Responding to violence

Some professionals such as doctors and nurses may be legally obliged to report suspected child abuse. It is essential that you find out what your own responsibilities are within your specific role as a health worker. If you have studied Module 2 you will already have found out this information. If not you need to know:

  • Is there a procedure for reporting?
  • Is there a child protection committee?
  • Which other colleagues can you consult with?
  • Are there other appropriate services or people in the community who should be consulted?

If you believe there are signs of violence and abuse to a child then any response you make should prioritise the child’s safety and well-being. In a situation where a child is in immediate physical danger then your response should be equally immediate in acting to separate the child from the situation.
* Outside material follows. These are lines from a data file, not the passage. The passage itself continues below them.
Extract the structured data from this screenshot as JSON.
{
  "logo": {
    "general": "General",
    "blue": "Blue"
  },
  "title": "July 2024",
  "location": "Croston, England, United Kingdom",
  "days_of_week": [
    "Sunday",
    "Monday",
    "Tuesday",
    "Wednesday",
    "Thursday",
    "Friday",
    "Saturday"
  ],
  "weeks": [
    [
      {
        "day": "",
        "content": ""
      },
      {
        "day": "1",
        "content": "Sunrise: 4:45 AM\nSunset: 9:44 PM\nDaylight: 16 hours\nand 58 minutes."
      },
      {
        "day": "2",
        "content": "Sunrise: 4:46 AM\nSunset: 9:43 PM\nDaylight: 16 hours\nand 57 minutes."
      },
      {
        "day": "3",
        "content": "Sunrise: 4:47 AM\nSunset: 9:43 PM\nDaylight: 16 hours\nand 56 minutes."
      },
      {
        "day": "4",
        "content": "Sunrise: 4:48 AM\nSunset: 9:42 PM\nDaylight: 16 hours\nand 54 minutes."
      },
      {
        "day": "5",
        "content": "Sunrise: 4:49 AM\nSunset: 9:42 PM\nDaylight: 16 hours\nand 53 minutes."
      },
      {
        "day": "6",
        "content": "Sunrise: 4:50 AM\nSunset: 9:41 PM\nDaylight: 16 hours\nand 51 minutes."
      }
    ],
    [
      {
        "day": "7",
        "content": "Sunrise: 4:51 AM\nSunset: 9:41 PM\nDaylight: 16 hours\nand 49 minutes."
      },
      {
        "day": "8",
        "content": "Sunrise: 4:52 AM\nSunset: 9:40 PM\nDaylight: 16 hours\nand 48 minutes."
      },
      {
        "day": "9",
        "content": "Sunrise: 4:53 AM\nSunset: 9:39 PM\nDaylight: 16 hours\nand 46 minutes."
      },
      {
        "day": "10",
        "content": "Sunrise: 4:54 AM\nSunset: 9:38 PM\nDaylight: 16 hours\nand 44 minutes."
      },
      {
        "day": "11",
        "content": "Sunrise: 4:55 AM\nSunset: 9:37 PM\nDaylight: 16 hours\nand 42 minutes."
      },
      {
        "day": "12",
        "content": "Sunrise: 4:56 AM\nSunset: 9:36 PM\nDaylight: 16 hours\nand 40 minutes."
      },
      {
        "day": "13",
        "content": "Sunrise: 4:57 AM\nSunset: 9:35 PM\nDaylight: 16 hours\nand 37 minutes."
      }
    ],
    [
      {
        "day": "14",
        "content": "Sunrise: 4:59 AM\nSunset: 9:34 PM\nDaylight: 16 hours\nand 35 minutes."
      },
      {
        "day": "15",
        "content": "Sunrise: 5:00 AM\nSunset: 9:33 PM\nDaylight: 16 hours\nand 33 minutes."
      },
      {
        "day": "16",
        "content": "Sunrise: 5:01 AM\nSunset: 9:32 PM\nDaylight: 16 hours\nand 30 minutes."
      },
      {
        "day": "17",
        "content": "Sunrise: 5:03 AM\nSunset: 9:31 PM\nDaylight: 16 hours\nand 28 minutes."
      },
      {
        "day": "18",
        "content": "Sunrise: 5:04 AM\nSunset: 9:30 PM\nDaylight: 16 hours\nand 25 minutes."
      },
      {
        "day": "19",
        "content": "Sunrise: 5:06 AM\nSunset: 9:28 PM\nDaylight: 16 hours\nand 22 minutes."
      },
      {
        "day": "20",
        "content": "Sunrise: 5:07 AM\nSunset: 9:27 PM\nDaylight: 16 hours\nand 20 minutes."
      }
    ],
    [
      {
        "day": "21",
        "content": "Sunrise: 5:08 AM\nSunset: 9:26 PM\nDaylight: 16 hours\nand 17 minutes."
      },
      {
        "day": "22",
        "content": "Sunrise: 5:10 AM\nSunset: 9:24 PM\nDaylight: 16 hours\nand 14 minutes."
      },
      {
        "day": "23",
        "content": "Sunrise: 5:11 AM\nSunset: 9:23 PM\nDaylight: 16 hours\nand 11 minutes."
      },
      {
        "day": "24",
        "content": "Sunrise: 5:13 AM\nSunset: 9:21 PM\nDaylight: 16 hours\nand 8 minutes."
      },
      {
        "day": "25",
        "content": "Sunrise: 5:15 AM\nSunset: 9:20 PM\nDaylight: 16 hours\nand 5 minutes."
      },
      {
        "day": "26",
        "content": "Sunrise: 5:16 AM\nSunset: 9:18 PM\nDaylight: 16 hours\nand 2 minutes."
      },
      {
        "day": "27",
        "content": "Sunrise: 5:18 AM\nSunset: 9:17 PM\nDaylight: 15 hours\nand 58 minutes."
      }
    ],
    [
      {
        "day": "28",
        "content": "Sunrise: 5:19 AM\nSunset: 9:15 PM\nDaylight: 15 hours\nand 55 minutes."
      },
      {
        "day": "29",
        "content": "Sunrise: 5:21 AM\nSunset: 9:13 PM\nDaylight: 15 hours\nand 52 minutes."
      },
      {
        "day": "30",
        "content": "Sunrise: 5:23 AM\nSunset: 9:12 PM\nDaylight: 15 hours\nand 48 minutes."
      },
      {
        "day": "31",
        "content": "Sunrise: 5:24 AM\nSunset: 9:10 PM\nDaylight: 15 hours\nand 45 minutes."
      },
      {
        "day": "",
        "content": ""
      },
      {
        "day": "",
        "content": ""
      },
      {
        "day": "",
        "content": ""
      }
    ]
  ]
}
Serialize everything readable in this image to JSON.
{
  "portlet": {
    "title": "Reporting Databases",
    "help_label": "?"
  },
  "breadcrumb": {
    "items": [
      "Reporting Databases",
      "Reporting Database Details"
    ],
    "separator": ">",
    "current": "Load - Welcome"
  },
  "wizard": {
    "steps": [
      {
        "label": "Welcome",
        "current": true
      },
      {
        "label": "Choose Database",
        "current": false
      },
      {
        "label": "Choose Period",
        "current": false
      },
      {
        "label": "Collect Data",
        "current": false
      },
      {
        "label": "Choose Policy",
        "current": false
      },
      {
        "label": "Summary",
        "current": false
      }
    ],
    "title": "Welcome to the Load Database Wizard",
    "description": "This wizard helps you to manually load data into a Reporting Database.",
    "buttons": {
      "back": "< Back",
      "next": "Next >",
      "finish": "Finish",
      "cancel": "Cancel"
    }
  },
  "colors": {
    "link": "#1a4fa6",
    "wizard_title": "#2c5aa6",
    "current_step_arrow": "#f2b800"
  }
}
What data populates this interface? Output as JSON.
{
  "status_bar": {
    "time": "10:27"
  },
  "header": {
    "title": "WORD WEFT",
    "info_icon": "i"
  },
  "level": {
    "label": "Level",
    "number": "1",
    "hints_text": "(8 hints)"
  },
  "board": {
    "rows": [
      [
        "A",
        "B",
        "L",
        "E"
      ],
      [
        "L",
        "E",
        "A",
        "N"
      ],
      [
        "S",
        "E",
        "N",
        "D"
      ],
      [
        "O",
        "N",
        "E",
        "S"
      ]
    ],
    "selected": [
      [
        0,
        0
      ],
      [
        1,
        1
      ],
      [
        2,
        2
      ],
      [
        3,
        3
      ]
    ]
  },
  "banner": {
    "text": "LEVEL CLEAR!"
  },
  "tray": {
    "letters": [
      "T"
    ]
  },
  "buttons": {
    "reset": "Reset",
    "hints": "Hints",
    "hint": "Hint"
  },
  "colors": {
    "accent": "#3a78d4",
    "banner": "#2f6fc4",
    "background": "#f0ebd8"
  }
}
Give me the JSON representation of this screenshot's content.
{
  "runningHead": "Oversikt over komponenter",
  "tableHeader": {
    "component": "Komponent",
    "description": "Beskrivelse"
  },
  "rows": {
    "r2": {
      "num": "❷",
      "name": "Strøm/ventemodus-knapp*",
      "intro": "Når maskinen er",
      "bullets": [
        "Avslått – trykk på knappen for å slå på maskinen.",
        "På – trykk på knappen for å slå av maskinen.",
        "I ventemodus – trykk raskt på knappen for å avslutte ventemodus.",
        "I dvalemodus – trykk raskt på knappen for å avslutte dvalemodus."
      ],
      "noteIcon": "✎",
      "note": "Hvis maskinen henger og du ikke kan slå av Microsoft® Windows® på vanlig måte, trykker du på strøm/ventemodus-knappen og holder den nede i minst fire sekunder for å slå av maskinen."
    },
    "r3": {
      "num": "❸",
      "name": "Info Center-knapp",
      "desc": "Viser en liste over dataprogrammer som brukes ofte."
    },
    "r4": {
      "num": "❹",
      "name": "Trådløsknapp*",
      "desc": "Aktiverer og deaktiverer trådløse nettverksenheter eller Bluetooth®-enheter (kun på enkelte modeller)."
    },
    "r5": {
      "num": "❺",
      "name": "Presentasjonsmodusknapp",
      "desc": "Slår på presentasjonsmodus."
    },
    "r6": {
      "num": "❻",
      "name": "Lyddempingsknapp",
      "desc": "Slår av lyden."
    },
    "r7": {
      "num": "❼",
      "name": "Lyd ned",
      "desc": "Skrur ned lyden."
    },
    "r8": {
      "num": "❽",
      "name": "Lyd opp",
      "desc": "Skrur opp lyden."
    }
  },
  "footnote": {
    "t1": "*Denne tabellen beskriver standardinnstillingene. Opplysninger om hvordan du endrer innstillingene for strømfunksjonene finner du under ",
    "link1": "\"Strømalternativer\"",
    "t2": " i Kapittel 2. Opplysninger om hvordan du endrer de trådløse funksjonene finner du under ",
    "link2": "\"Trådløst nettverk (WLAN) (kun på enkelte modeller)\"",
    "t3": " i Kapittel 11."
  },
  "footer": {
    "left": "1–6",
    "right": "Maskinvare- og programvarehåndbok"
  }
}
You should respond sympathetically and listen to what the child is saying. Do this sensitively and with respect for the child’s or young person’s need for privacy and confidentiality. They may have important information that may help decide what happens next. It may be appropriate to talk to the parent or parents, but only if you believe it will not jeopardise the safety of the child or young person. In most cases it is logical to gather information and facts according to what you know and have observed.

Ultimately the action that you take will be dependent on the many variables and the practical options that are available to you, but it should always be driven by the child’s right to be protected from being hurt and mistreated, physically or mentally.

3.7 Responding to violence

A proactive approach to violence